Example 1: You are producing a reality TV show about training cats. You have hours and hours of videotaped interviews with three of the best cat trainers in the world. Rather than watch those interviews over and over as you are deciding how to edit them into this week’s episode, you hire a transcriptionist to transcribe the interviews for you. The transcriptionist produces one or more text documents (transcripts) that type out everything that the cat trainers said during the videotaped interviews with time stamps to indicate where in the tape the words were spoken. Let’s say you want to find video clips about training cats to walk on a leash. You can search the transcript for the word “leash” and read what the interviewees said. Then you can easily review any clips you are interested in using the timestamp provided in the transcript, and now you have an idea of whether or not you can use that footage in your TV episode.

Example 2: Your company provides consultation to with other companies to help them identify problems with worker satisfaction and possible solutions to increase employee retention. Your staff has just finished running eight hour-long focus groups over Zoom with different groups of employees in the company, and you need to compile all this qualitative data into a report. Lucky for you, your staff recorded all the Zoom meeting focus groups. You can hire a transcriptionist to create a text document of everything that was said in the focus groups so that you can more easily review all the data and write your report.

Example 3: You have an awesome YouTube channel about the best hikes in your favorite national forest, but not many people are visiting your channel. It turns out search engines don’t “find” video content on the internet.  A transcriptionist can transcribe your videos so that all of the content in your video is in written text format.

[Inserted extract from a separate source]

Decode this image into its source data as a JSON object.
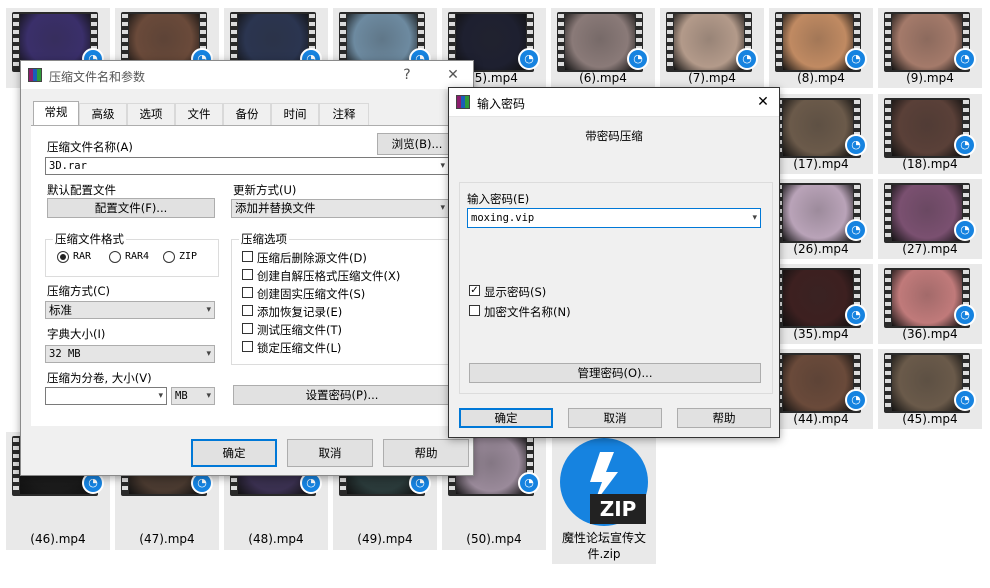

You can then include the transcript in the description of your video, and now your content is found by the search engines. 

There you go. That is what I do for a living. It is rewarding and fun.  Of the three examples above, my favorite type of work is transcription for qualitative research because I get to utilize my science and research training and I love learning new things. 

Transcriptionists – what is your favorite type of general transcription work? Reply in the comments below. I’d love to “meet” you and learn about your favorite work.